§ **What the task requires**
Report every line in the records below that holds the word "accent".

§ **Data extract**
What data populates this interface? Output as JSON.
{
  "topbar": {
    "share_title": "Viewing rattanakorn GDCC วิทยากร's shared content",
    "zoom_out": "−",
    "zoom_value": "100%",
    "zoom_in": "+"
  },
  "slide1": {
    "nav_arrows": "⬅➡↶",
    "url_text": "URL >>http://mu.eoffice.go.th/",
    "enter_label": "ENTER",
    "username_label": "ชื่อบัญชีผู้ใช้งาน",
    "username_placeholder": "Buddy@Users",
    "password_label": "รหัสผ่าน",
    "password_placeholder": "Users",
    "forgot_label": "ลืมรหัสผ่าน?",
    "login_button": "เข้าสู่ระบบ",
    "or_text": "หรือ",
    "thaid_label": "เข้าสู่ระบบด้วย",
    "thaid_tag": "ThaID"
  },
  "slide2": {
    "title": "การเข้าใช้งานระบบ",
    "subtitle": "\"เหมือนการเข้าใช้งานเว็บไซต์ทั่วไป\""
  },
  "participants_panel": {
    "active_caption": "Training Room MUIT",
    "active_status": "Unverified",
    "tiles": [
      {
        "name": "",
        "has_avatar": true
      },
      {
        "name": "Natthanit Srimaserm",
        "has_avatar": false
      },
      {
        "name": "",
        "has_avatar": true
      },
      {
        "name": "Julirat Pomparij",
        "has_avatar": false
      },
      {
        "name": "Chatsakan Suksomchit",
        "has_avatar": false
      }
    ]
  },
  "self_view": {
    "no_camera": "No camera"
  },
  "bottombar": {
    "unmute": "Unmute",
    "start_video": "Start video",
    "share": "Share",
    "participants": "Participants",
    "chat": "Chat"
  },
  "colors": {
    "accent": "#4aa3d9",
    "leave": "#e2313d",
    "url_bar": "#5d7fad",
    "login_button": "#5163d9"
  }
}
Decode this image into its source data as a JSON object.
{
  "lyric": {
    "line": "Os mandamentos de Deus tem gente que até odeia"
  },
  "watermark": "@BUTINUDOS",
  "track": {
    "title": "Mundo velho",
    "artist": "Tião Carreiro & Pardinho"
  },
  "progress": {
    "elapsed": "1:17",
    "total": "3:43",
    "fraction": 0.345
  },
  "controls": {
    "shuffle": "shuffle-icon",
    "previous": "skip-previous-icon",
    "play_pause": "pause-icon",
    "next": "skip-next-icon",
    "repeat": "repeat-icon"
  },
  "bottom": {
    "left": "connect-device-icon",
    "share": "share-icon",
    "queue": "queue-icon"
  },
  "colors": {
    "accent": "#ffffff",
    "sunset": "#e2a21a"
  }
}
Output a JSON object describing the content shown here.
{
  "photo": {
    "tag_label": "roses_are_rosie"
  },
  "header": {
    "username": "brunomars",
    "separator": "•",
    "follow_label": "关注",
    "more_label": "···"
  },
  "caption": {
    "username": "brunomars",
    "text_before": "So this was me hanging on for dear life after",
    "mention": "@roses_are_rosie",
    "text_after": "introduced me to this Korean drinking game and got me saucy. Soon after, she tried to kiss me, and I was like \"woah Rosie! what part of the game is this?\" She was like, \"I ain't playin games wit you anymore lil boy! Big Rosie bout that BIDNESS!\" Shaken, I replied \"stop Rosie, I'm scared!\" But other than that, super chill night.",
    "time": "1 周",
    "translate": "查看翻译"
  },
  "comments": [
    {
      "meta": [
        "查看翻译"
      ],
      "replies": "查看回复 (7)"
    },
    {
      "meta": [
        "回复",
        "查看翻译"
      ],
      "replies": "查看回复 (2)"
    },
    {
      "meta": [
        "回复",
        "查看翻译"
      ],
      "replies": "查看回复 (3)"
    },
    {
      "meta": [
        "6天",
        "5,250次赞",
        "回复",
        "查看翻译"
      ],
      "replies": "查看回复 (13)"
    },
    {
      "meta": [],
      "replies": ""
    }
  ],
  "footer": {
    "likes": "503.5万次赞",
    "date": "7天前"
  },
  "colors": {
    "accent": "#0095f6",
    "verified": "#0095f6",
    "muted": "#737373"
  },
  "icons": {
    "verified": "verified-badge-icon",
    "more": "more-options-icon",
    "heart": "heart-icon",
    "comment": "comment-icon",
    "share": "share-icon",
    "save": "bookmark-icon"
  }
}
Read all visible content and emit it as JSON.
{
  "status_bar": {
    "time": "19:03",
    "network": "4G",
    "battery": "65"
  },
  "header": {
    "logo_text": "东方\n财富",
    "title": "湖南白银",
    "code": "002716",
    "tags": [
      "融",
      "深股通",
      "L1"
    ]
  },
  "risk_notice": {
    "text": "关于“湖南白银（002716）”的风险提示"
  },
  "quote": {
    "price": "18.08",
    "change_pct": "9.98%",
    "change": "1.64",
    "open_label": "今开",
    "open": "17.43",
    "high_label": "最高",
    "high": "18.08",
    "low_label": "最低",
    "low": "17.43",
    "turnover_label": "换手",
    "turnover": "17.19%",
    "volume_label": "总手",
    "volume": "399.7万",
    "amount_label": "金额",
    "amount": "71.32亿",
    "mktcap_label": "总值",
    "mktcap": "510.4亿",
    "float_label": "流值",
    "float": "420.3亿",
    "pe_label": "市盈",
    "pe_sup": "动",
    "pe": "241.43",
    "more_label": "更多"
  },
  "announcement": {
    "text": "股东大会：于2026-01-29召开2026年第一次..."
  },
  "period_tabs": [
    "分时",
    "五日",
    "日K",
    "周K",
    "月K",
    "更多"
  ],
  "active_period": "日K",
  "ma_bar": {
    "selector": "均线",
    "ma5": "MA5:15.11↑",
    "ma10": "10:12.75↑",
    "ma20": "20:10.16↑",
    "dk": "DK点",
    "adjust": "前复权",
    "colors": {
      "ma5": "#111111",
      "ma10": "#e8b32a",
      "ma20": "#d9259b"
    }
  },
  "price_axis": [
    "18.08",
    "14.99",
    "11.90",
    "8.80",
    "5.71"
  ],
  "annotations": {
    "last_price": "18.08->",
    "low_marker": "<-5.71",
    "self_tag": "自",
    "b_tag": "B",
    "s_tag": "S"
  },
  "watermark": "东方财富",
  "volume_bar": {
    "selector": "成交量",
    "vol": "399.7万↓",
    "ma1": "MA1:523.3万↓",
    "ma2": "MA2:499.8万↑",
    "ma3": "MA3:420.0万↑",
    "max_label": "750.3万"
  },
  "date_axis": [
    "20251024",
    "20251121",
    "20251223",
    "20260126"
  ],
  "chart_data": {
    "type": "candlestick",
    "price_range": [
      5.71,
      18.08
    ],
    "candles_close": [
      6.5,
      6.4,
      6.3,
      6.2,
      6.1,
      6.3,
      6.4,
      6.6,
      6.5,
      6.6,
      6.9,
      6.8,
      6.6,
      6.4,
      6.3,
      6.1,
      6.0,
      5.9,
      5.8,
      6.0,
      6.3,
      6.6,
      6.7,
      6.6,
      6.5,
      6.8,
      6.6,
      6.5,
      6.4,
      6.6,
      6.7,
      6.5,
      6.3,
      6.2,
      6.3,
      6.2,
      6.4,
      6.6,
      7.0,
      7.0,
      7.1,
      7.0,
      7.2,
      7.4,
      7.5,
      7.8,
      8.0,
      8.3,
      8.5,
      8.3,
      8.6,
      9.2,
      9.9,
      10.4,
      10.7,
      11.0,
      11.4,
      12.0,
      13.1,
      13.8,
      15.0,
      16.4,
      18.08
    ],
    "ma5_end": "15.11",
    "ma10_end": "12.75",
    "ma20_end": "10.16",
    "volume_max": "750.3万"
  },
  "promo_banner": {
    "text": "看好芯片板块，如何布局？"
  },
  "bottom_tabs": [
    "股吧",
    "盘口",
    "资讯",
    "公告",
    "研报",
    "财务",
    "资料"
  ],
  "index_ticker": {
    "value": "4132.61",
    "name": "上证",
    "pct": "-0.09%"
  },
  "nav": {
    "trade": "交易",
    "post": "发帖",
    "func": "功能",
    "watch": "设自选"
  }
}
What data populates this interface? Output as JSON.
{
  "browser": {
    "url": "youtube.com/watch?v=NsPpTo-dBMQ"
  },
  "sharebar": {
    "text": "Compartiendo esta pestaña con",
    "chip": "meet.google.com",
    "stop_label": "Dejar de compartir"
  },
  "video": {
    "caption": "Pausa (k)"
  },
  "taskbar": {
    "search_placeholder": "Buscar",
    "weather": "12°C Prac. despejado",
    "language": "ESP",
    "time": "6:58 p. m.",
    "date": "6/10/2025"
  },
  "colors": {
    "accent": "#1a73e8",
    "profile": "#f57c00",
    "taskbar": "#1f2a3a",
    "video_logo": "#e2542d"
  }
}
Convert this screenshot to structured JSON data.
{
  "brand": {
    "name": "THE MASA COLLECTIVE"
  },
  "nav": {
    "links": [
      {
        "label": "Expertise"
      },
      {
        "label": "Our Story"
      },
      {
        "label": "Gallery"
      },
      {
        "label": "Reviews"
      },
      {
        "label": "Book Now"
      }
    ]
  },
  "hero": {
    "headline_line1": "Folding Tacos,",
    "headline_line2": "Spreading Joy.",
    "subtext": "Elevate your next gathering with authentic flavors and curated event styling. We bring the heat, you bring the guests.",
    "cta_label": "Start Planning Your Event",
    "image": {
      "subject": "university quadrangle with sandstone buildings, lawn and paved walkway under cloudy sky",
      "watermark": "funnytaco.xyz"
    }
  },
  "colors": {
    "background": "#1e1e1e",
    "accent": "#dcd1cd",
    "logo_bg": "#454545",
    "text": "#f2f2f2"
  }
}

§ **Exercise output**
    "accent": "#4aa3d9",
    "accent": "#ffffff",
    "accent": "#0095f6",
    "accent": "#1a73e8",
    "accent": "#dcd1cd",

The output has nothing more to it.